Sumo Digital took the lead for the Xbox 360 version, starting from the original Forza Horizon graphics engine. As with the original game, Turn 10 Studios provided support to the primary developers. The Xbox 360 version does not include the weather system such as rain or "drivatar" A.I. found in the more-powerful Xbox One version, and also omits tuning and the free-roam open-world (as very few barriers can be broken through and crossed), with Playground Games calling the two versions "different games".
When choosing the locale for Forza Horizon 2, the developers investigated over 30 locations around the world, including California and Australia, ultimately choosing Southern Europe. Creative director Ralph Fulton cited Europe's "fantastic driving roads, amazing environmental diversity, and just stunning vistas that you really want to explore" as some of the major points in selecting it for Horizon 2. Fulton also noted that most of the recent open-world driving games were set in North America and that Southern Europe "just felt fresh, it felt different, it felt new, and it was a gimme for us".
On 27 August 2014, Microsoft announced that a demo version of the game would be made available on Xbox One on 16 September 2014. On the day of the demo release, Microsoft confirmed that the game had been declared gold, indicating it was being prepared for duplication and release.
On 16 December 2014, Microsoft launched "Storm Island", an expansion pack for the Xbox One edition of the game. Storm Island adds, along with the new setting and associated tracks, five new event types, an expansion of the game engine's weather system, five new vehicles and an additional barn-find car.
On 25 February 2015, Microsoft announced Forza Horizon 2 Presents Fast & Furious, a standalone expansion to promote the release of Furious 7. The expansion was released on 27 March 2015.
In June 2015, Microsoft announced a new Porsche expansion pack for the game that was released on 9 June 2015. The expansion, which was authorized by Electronic Arts, the current license-holder for Porsche vehicles in video games, adds ten vehicles, such as the 944, 911 GT3 RS the Macan Turbo and the Cayman GT4. The expansion also adds new Bucket List items, new Rivals events and 15 new achievements based around the Porsche models.
The Xbox One version of Forza Horizon 2 received highly positive reviews.
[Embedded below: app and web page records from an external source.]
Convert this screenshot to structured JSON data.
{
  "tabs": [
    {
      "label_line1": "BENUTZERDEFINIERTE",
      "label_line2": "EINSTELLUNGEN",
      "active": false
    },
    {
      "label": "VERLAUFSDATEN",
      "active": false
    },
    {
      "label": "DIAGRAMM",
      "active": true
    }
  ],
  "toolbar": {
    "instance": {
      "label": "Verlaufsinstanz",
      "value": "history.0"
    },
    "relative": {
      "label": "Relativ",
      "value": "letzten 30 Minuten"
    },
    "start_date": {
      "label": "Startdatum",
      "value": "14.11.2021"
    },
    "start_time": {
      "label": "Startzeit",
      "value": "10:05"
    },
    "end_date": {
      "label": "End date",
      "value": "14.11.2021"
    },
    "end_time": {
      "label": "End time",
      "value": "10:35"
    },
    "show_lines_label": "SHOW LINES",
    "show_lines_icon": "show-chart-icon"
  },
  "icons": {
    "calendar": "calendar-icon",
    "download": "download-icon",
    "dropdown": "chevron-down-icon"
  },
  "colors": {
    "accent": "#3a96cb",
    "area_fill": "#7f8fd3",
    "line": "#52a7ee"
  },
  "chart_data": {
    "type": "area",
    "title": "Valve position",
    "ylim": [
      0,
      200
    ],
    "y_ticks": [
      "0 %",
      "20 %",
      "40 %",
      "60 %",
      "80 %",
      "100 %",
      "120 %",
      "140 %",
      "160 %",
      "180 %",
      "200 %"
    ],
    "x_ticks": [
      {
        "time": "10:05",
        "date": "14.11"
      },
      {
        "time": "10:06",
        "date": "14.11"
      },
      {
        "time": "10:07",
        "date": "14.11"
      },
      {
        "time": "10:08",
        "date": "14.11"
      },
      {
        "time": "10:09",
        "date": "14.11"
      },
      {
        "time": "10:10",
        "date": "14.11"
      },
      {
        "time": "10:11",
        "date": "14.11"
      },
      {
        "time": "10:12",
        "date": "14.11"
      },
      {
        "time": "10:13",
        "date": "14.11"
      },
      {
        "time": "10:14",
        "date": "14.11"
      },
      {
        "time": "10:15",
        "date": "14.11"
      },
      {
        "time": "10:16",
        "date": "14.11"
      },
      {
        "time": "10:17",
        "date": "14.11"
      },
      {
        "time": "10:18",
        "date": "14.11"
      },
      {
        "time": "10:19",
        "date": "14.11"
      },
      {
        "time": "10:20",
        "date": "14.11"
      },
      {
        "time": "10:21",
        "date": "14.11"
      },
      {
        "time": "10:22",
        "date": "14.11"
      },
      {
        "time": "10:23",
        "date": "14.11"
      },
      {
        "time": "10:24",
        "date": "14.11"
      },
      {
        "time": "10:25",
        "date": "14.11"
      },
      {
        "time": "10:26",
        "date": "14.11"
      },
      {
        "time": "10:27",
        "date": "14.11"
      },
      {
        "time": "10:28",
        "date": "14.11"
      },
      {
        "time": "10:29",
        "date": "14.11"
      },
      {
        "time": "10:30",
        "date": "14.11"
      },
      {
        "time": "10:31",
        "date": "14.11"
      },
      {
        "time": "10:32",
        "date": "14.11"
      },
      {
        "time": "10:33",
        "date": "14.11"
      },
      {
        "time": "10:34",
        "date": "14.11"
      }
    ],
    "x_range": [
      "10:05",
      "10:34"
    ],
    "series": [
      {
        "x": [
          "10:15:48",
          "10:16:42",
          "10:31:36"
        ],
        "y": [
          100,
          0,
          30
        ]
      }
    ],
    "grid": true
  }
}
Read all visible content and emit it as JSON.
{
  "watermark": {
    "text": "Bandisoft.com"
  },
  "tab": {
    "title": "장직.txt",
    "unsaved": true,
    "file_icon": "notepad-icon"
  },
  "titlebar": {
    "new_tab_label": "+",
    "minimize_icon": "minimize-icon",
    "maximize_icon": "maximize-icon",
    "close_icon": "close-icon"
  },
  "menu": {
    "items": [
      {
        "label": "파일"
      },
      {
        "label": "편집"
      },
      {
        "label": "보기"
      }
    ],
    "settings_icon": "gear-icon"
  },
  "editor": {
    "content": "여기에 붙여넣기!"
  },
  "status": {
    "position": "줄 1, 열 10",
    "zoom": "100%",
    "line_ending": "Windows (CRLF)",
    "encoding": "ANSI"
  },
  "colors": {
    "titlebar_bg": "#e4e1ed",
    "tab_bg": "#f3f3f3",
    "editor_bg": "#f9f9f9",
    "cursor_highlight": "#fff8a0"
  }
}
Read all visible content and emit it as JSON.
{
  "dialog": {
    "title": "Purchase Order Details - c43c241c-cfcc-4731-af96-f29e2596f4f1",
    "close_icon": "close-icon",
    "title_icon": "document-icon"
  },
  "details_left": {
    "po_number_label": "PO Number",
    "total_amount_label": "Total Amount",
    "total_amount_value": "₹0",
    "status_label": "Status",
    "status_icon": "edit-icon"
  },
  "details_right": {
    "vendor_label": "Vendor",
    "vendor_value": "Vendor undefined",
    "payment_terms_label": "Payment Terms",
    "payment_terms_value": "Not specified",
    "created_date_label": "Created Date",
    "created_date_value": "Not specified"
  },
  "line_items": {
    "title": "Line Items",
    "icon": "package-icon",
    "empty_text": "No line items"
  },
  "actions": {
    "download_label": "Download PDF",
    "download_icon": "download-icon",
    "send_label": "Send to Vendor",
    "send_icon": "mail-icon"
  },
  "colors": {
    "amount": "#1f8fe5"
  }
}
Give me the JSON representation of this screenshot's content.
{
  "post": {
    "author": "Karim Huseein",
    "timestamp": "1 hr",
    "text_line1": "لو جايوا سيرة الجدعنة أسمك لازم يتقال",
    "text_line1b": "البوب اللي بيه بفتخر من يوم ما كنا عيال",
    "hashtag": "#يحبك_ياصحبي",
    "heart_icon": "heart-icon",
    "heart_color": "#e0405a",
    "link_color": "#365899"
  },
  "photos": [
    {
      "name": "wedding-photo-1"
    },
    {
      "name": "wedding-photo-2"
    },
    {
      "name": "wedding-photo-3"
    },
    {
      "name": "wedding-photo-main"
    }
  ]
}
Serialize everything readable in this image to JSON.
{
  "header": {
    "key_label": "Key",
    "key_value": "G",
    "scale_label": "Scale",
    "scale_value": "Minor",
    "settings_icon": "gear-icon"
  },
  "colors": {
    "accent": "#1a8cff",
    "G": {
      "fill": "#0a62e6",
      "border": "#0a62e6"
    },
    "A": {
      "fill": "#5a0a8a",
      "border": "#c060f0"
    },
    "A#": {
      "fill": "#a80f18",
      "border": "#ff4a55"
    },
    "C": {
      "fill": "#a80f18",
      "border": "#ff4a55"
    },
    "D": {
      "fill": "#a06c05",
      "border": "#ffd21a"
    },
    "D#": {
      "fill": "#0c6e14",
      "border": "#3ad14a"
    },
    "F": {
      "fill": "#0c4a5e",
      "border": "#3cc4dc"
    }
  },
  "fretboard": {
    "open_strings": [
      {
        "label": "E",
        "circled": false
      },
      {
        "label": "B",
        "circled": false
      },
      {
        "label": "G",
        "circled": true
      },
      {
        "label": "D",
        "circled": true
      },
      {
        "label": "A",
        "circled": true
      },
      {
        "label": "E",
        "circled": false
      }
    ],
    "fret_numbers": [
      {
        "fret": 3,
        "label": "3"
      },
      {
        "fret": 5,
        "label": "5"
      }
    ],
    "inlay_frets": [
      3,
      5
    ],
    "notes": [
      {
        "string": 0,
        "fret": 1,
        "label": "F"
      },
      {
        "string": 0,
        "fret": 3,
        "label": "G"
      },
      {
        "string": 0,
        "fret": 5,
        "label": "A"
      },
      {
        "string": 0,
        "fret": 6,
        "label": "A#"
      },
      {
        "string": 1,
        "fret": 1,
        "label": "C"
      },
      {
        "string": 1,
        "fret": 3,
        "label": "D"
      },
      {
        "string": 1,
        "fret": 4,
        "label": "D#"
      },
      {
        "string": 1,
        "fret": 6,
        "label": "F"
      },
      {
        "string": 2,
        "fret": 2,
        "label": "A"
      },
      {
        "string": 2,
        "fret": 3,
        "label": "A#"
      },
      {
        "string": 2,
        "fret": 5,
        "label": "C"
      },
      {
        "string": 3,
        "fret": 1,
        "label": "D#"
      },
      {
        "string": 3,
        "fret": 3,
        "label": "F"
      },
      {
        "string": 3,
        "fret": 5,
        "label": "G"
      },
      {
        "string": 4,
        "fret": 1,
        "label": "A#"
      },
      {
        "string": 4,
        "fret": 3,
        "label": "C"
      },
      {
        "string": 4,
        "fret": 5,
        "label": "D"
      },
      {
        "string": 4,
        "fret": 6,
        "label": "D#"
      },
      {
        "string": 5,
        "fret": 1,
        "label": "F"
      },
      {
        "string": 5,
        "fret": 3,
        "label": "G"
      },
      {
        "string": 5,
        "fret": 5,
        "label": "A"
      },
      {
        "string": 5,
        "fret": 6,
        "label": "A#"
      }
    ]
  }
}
It received an aggregated score of 86.25% on GameRankings based on 53 reviews and 86/100 on Metacritic based on 82 reviews. Writing for IGN, Luke Reilly said that the game had "comprehensively updated" the standards for open-world racing games and that it was "Test Drive Unlimited, PGR, Smuggler’s Run, and Forza Motorsport all crammed into a T-shirt cannon and fired into your face". Conversely, Polygon's Arthur Gies, while giving the game a positive review, said that the track design in Forza Horizon 2 "can't compete" with the licensed tracks used in Forza Motorsport 5. Jonathan Leack of CraveOnline called the game "racing paradise" and "a highly enjoyable destination for anyone willing to buckle up behind a wheel". Leack also compared the two separate versions of the game and discovered a number of differences. As an example, when players are given the option to choose their first car at the start of the game, the Xbox 360 version uses a graphic interface, while the Xbox One version lets the players choose the cars in-world. Calling the Xbox One version a "system-seller" and "a good time to invest in next-gen", Leack said that Sumo Digital "has done a fantastic job" with the Xbox 360 version and that it was "one of the best-looking racing games on the platform".